Diversity is an important concern for all institutions of higher education, not only because it marks institutional progress toward parity, but because it impacts efficiency and innovation. Research on mechanisms that underlie the synergistic relationship between diversity and innovation indicates that although diversity places new and increased demands on intergroup communication, the benefits are so significant that “organizations, firms, and universities … should seek out people with diverse experiences, training, and identities.”
Davidson, C.N. and D.T. Goldberg, The Future of Thinking: Learning Institutions in a Digital Age. 2010, Cambridge, MA: MIT Press.
Davidson, C.N., Now You See It: How the Brain Science of Attention Will Transform the Way Live, Work, and Learn. 2011, New York: Viking.
Page, S.E., The Difference: How the Power of Diversity Creates Better Groups, Firms, Schools, and Society. 2007, Princeton: Princeton University Press.
Gendered Innovations employ sex and gender analysis as a resource to create new knowledge and technology.
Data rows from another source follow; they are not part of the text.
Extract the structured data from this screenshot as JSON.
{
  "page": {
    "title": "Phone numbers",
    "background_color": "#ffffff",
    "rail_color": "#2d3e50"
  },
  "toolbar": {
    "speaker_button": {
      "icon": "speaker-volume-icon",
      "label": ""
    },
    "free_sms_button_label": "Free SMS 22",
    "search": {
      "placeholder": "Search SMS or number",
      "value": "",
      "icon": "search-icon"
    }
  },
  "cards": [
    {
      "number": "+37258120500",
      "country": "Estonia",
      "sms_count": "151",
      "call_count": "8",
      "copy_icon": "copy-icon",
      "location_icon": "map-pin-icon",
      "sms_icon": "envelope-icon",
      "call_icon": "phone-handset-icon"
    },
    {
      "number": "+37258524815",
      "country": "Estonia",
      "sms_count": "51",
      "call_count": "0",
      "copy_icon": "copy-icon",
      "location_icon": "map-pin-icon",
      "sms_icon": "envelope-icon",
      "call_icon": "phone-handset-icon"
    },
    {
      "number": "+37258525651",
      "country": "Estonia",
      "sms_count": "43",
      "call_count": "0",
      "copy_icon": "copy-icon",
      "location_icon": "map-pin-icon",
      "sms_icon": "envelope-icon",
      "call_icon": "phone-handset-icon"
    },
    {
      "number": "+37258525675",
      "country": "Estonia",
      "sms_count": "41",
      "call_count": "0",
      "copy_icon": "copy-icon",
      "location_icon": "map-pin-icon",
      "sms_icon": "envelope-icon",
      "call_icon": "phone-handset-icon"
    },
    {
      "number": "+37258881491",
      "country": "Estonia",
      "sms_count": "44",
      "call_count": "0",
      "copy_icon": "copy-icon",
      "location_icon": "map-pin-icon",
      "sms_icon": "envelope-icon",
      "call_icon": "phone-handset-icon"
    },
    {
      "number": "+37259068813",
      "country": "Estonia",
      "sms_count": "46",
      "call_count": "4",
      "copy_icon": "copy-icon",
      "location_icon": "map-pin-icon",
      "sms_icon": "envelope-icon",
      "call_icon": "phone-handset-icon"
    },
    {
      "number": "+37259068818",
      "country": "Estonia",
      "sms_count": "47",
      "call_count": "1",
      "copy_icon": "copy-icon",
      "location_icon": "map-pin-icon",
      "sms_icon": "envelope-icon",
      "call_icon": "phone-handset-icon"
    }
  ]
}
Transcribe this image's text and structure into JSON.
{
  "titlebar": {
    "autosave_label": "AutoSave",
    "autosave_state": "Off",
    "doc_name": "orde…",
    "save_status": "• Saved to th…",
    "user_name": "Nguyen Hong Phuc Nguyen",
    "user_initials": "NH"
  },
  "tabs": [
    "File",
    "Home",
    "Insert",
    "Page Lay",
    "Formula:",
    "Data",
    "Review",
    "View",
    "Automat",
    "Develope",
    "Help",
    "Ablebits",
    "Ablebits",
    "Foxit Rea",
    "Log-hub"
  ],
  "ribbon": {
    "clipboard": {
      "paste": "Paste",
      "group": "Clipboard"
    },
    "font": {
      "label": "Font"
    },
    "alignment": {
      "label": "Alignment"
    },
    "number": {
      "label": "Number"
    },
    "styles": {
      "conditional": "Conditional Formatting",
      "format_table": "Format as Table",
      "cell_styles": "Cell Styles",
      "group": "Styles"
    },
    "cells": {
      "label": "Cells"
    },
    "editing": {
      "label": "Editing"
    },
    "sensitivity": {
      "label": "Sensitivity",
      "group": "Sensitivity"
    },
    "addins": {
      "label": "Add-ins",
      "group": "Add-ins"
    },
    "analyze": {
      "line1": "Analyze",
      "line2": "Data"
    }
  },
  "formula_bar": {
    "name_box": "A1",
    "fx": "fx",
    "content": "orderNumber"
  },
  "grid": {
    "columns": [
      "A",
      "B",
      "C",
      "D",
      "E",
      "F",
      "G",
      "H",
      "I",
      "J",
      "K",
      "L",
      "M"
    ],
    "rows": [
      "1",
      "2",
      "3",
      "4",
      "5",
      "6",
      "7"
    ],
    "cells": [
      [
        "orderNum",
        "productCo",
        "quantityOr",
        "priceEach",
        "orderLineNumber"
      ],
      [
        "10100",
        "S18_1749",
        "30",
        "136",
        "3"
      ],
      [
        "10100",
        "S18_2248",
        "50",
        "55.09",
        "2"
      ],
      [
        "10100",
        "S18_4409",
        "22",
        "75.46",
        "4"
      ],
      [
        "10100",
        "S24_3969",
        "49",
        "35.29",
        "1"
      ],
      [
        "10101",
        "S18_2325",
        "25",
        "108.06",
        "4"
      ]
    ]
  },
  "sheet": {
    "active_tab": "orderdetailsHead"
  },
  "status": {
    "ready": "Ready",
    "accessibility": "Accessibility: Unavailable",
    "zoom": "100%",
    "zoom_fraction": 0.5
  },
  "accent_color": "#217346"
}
The project presents illustrative case studies from from science, health and medicine, engineering, and environmental sciences. The case studies highlight the innovative potential of gendered analysis.
Leaders working to create diverse and inclusive workplaces must make the connection between diversity initiatives and organizational goals. These resources make the business case for diversity with recent data and empirical research.
Prepared by Eve Fine and Jo HandelsmanUniversity of Wisconsin2010
This booklet summarizes research on the benefits and challenges of diversity and provides suggestions for realizing the benefits. Its goal is to help create a climate in which all individuals feel included, valued, respected treated fairly.
The Consortium on Race, Gender and Ethnicity (CRGE), established in 1999, is a university–wide, interdisciplinary research center, the first of its kind in the CIC and the nation, that is dedicated to the promotion of intersectional scholarship examining the lived experiences of historically underrepresented minorities (URM) and dimensions of inequality, and the mentoring of intersectional and URM groups in the pipeline from undergraduate degrees through early career faculty.
The National Science Foundation began supporting ADVANCE initiatives in 2001, and has awarded over $130M in funding for a variety of programs. The most significant efforts seek to create permanent institutional transformation.
Professional disciplinary groups allow members to meet, engage, and share knowledge. This effort is particularly important to foster supportive, collaborative networks among scientists from under-represented groups.
We have compiled multiple publicly available databases of the published research related to NSF ADVANCE program efforts to increase diversity in STEM education and the STEM labor force. These include the literature on implicit bias, mentorship and other topics.
Balance is real challenge facing many faculty, particularly women with children. The perception (and reality) of the inflexibility and rigor of an academic career is one cause for the lack of diversity in STEM disciplines.